Every now and then, things in my everyday life line up in serendipitous ways that make me really pleased that I'm part of this hobby. This weekend held one such event—I visited the Volo Bog, a natural wetlands area about 45 miles north of Chicago.
Bogs and marshes occupy a hallowed—one might say unhallowed—position in fantasy gaming. The haunt of ghouls, specters and wraiths, these watery expanses are created naturally by leftover ice chunks from the last ice age. The ice chunks melt over the course of many years, creating a poorly drained pool of stagnant water that begins to fill slowly with thick vegetation. They're not so creepy in the summer, as evidenced by these non-menacing photos I took, but they're still thoroughly interesting.
I learned from our tour guide that the Volo Bog (is that an RPG name or what?) is the southernmost "quaking bog" in the U.S., so named because of the thick mat of vegetation that grows on the surface of the swamp—thick enough to walk on, in some cases, which causes the whole green landscape to wobble as the waves course through the vegetation. Shrubs, cat-tails and even small trees grow in this organic carpet, which itself floats upon the deeper waters of the bog.
After the tour, my fiance and I were strolling around the visitors center, chatting up some of the friendly naturalists on staff there. They mentioned that each year they host an international bog arts show, featuring an array of artwork inspired by bogs. They also mentioned one standout from last year's show—a painting from a local artist inspired by H.P. Lovecraft's "Moon Bog." That got my attention! I've never read "Moon Bog" before, as it doesn't figure into the Cthulhu mythos collections on my shelf.
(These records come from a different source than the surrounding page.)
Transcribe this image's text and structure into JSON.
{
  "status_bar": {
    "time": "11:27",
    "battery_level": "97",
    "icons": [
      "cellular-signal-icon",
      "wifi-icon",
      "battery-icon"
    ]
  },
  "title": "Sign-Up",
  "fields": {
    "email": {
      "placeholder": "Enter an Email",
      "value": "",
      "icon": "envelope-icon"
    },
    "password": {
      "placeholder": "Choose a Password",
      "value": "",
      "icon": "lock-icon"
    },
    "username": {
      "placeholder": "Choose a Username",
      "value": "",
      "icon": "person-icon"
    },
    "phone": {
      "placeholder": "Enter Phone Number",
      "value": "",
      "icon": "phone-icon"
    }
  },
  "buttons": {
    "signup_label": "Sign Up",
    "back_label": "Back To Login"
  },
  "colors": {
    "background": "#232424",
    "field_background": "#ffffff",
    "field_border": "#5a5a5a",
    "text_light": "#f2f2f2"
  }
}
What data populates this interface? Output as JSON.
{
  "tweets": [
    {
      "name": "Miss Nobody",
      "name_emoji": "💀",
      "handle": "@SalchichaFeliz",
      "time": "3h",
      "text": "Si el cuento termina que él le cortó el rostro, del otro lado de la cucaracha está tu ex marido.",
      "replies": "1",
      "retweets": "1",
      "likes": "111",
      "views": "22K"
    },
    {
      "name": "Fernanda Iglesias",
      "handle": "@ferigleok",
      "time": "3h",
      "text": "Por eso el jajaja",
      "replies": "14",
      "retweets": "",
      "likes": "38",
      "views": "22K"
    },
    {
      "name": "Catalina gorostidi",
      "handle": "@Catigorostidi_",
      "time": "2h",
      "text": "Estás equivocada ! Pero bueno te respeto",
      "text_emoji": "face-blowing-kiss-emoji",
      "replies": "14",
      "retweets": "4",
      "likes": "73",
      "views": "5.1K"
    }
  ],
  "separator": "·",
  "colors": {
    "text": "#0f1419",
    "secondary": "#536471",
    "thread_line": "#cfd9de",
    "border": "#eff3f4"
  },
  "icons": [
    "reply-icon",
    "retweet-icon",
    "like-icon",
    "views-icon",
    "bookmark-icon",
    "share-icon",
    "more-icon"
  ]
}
But get this—the staffers actually had photocopies of "Moon Bog" on hand to give out to visitors, and they produced a stapled-together pamphlet of the story for me to take home.
It was really, really cool to spend an afternoon exploring nature and find out that it figures so prominently into the stuff of my hobbies.